▸ Data for review
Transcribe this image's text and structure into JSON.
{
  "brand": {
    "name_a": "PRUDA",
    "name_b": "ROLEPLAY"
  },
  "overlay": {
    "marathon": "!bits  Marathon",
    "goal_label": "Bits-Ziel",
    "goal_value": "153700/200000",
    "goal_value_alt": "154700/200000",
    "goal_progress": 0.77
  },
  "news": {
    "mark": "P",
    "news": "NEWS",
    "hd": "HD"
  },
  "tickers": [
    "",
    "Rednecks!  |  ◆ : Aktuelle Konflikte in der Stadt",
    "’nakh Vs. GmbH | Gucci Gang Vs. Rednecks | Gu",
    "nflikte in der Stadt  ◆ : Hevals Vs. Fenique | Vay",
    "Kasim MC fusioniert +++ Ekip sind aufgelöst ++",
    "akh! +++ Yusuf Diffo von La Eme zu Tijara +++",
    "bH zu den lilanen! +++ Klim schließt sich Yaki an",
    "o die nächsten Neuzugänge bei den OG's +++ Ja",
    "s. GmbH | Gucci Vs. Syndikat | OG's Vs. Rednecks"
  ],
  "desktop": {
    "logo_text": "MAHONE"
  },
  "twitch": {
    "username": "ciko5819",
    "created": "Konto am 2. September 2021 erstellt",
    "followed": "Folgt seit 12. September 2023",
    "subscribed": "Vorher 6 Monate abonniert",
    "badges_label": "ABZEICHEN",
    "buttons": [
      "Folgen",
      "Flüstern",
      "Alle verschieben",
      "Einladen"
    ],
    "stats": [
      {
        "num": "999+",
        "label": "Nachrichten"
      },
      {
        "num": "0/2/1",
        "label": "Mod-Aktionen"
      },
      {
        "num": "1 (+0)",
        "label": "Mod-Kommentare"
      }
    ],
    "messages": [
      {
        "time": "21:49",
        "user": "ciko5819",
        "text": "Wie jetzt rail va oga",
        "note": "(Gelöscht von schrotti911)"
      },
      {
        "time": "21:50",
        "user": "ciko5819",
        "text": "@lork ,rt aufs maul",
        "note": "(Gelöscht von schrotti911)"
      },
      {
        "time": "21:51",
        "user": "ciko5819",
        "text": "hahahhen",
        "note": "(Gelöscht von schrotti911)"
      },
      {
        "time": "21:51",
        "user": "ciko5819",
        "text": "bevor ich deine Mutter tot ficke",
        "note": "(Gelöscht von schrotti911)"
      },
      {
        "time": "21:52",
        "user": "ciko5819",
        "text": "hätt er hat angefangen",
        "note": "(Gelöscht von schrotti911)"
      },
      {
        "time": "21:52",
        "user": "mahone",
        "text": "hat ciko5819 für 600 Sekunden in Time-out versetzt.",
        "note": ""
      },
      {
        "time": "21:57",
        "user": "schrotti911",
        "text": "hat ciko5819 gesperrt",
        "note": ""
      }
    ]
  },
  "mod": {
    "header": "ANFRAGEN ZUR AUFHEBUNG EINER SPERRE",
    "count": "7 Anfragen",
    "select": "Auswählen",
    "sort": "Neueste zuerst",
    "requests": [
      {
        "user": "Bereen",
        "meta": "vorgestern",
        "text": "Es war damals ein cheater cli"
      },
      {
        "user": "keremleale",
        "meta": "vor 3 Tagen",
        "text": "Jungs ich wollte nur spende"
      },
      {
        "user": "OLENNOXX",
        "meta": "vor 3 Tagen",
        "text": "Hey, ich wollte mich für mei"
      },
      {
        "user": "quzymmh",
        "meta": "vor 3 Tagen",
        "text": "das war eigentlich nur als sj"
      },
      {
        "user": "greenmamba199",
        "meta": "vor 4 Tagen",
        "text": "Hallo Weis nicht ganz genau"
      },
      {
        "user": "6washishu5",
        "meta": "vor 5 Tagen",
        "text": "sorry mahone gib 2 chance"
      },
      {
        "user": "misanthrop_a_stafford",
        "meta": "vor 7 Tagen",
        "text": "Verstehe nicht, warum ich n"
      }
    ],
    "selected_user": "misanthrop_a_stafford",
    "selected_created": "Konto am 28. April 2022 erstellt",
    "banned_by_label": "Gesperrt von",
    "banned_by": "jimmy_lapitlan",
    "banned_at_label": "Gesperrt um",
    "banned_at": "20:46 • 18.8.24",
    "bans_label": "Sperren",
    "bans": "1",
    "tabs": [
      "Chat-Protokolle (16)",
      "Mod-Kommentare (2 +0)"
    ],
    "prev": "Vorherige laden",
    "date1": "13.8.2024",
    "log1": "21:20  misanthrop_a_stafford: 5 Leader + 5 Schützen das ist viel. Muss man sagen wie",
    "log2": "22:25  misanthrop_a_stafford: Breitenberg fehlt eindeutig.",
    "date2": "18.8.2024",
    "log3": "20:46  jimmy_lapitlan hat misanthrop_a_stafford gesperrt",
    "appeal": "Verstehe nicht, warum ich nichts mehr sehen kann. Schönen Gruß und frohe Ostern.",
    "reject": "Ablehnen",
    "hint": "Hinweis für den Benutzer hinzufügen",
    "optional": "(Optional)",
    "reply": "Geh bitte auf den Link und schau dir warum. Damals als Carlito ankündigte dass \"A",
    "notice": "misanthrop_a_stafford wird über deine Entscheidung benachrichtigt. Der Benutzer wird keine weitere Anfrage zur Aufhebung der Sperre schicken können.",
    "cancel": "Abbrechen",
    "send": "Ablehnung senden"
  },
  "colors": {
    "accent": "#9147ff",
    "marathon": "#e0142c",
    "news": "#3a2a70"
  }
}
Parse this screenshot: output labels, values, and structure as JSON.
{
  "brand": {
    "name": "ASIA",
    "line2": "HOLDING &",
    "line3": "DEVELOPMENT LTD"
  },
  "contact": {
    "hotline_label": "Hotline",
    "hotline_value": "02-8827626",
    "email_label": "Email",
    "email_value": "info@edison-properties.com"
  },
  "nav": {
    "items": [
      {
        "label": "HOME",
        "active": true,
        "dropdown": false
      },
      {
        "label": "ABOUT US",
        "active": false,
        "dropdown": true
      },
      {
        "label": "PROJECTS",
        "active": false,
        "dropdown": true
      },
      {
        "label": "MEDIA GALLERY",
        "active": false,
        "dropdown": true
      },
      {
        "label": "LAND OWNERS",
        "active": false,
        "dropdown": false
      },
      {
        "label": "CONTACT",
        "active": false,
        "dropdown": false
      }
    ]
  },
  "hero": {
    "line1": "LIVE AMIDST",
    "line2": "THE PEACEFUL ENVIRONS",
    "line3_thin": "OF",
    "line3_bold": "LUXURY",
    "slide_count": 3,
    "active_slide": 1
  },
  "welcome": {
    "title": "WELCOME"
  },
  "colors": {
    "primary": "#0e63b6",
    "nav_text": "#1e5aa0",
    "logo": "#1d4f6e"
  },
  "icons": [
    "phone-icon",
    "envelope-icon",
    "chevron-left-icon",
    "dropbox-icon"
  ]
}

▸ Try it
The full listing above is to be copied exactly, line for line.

▸ Response below
Transcribe this image's text and structure into JSON.
{
  "brand": {
    "name_a": "PRUDA",
    "name_b": "ROLEPLAY"
  },
  "overlay": {
    "marathon": "!bits  Marathon",
    "goal_label": "Bits-Ziel",
    "goal_value": "153700/200000",
    "goal_value_alt": "154700/200000",
    "goal_progress": 0.77
  },
  "news": {
    "mark": "P",
    "news": "NEWS",
    "hd": "HD"
  },
  "tickers": [
    "",
    "Rednecks!  |  ◆ : Aktuelle Konflikte in der Stadt",
    "’nakh Vs. GmbH | Gucci Gang Vs. Rednecks | Gu",
    "nflikte in der Stadt  ◆ : Hevals Vs. Fenique | Vay",
    "Kasim MC fusioniert +++ Ekip sind aufgelöst ++",
    "akh! +++ Yusuf Diffo von La Eme zu Tijara +++",
    "bH zu den lilanen! +++ Klim schließt sich Yaki an",
    "o die nächsten Neuzugänge bei den OG's +++ Ja",
    "s. GmbH | Gucci Vs. Syndikat | OG's Vs. Rednecks"
  ],
  "desktop": {
    "logo_text": "MAHONE"
  },
  "twitch": {
    "username": "ciko5819",
    "created": "Konto am 2. September 2021 erstellt",
    "followed": "Folgt seit 12. September 2023",
    "subscribed": "Vorher 6 Monate abonniert",
    "badges_label": "ABZEICHEN",
    "buttons": [
      "Folgen",
      "Flüstern",
      "Alle verschieben",
      "Einladen"
    ],
    "stats": [
      {
        "num": "999+",
        "label": "Nachrichten"
      },
      {
        "num": "0/2/1",
        "label": "Mod-Aktionen"
      },
      {
        "num": "1 (+0)",
        "label": "Mod-Kommentare"
      }
    ],
    "messages": [
      {
        "time": "21:49",
        "user": "ciko5819",
        "text": "Wie jetzt rail va oga",
        "note": "(Gelöscht von schrotti911)"
      },
      {
        "time": "21:50",
        "user": "ciko5819",
        "text": "@lork ,rt aufs maul",
        "note": "(Gelöscht von schrotti911)"
      },
      {
        "time": "21:51",
        "user": "ciko5819",
        "text": "hahahhen",
        "note": "(Gelöscht von schrotti911)"
      },
      {
        "time": "21:51",
        "user": "ciko5819",
        "text": "bevor ich deine Mutter tot ficke",
        "note": "(Gelöscht von schrotti911)"
      },
      {
        "time": "21:52",
        "user": "ciko5819",
        "text": "hätt er hat angefangen",
        "note": "(Gelöscht von schrotti911)"
      },
      {
        "time": "21:52",
        "user": "mahone",
        "text": "hat ciko5819 für 600 Sekunden in Time-out versetzt.",
        "note": ""
      },
      {
        "time": "21:57",
        "user": "schrotti911",
        "text": "hat ciko5819 gesperrt",
        "note": ""
      }
    ]
  },
  "mod": {
    "header": "ANFRAGEN ZUR AUFHEBUNG EINER SPERRE",
    "count": "7 Anfragen",
    "select": "Auswählen",
    "sort": "Neueste zuerst",
    "requests": [
      {
        "user": "Bereen",
        "meta": "vorgestern",
        "text": "Es war damals ein cheater cli"
      },
      {
        "user": "keremleale",
        "meta": "vor 3 Tagen",
        "text": "Jungs ich wollte nur spende"
      },
      {
        "user": "OLENNOXX",
        "meta": "vor 3 Tagen",
        "text": "Hey, ich wollte mich für mei"
      },
      {
        "user": "quzymmh",
        "meta": "vor 3 Tagen",
        "text": "das war eigentlich nur als sj"
      },
      {
        "user": "greenmamba199",
        "meta": "vor 4 Tagen",
        "text": "Hallo Weis nicht ganz genau"
      },
      {
        "user": "6washishu5",
        "meta": "vor 5 Tagen",
        "text": "sorry mahone gib 2 chance"
      },
      {
        "user": "misanthrop_a_stafford",
        "meta": "vor 7 Tagen",
        "text": "Verstehe nicht, warum ich n"
      }
    ],
    "selected_user": "misanthrop_a_stafford",
    "selected_created": "Konto am 28. April 2022 erstellt",
    "banned_by_label": "Gesperrt von",
    "banned_by": "jimmy_lapitlan",
    "banned_at_label": "Gesperrt um",
    "banned_at": "20:46 • 18.8.24",
    "bans_label": "Sperren",
    "bans": "1",
    "tabs": [
      "Chat-Protokolle (16)",
      "Mod-Kommentare (2 +0)"
    ],
    "prev": "Vorherige laden",
    "date1": "13.8.2024",
    "log1": "21:20  misanthrop_a_stafford: 5 Leader + 5 Schützen das ist viel. Muss man sagen wie",
    "log2": "22:25  misanthrop_a_stafford: Breitenberg fehlt eindeutig.",
    "date2": "18.8.2024",
    "log3": "20:46  jimmy_lapitlan hat misanthrop_a_stafford gesperrt",
    "appeal": "Verstehe nicht, warum ich nichts mehr sehen kann. Schönen Gruß und frohe Ostern.",
    "reject": "Ablehnen",
    "hint": "Hinweis für den Benutzer hinzufügen",
    "optional": "(Optional)",
    "reply": "Geh bitte auf den Link und schau dir warum. Damals als Carlito ankündigte dass \"A",
    "notice": "misanthrop_a_stafford wird über deine Entscheidung benachrichtigt. Der Benutzer wird keine weitere Anfrage zur Aufhebung der Sperre schicken können.",
    "cancel": "Abbrechen",
    "send": "Ablehnung senden"
  },
  "colors": {
    "accent": "#9147ff",
    "marathon": "#e0142c",
    "news": "#3a2a70"
  }
}
Parse this screenshot: output labels, values, and structure as JSON.
{
  "brand": {
    "name": "ASIA",
    "line2": "HOLDING &",
    "line3": "DEVELOPMENT LTD"
  },
  "contact": {
    "hotline_label": "Hotline",
    "hotline_value": "02-8827626",
    "email_label": "Email",
    "email_value": "info@edison-properties.com"
  },
  "nav": {
    "items": [
      {
        "label": "HOME",
        "active": true,
        "dropdown": false
      },
      {
        "label": "ABOUT US",
        "active": false,
        "dropdown": true
      },
      {
        "label": "PROJECTS",
        "active": false,
        "dropdown": true
      },
      {
        "label": "MEDIA GALLERY",
        "active": false,
        "dropdown": true
      },
      {
        "label": "LAND OWNERS",
        "active": false,
        "dropdown": false
      },
      {
        "label": "CONTACT",
        "active": false,
        "dropdown": false
      }
    ]
  },
  "hero": {
    "line1": "LIVE AMIDST",
    "line2": "THE PEACEFUL ENVIRONS",
    "line3_thin": "OF",
    "line3_bold": "LUXURY",
    "slide_count": 3,
    "active_slide": 1
  },
  "welcome": {
    "title": "WELCOME"
  },
  "colors": {
    "primary": "#0e63b6",
    "nav_text": "#1e5aa0",
    "logo": "#1d4f6e"
  },
  "icons": [
    "phone-icon",
    "envelope-icon",
    "chevron-left-icon",
    "dropbox-icon"
  ]
}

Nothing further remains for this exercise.